Work instruction:
If a line below contains the word "label", count it; give only the total.

Web page and app entries:
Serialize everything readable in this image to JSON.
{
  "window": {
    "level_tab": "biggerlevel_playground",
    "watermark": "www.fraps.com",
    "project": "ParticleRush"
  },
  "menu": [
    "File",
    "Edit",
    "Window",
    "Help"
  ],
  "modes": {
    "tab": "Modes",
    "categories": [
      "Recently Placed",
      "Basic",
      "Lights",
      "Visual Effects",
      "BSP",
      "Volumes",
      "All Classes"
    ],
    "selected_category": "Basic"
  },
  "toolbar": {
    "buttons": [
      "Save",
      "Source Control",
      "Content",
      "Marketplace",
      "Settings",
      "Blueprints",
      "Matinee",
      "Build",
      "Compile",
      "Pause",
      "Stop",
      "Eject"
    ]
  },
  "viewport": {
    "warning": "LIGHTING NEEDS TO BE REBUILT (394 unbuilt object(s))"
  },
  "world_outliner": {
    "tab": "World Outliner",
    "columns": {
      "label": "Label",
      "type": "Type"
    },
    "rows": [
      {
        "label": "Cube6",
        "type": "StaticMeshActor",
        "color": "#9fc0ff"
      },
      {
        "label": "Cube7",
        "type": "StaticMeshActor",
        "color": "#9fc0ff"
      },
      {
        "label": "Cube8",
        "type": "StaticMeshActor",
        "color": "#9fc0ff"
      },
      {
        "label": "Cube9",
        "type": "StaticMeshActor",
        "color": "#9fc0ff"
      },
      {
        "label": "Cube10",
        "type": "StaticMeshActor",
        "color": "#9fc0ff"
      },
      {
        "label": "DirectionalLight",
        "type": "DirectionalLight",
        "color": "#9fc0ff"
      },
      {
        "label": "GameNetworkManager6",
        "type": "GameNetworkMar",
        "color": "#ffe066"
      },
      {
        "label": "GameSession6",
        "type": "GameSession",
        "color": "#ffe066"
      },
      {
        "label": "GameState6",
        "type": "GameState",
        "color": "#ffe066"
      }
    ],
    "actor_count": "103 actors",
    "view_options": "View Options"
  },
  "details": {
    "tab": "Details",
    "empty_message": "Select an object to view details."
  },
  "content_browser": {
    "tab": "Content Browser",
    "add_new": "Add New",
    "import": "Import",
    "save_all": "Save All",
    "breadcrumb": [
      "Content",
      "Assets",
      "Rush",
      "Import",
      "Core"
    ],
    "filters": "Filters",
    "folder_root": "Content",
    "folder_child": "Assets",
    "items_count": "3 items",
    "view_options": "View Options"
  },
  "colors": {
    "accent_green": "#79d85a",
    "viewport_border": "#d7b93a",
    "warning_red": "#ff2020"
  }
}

Result of the task:
10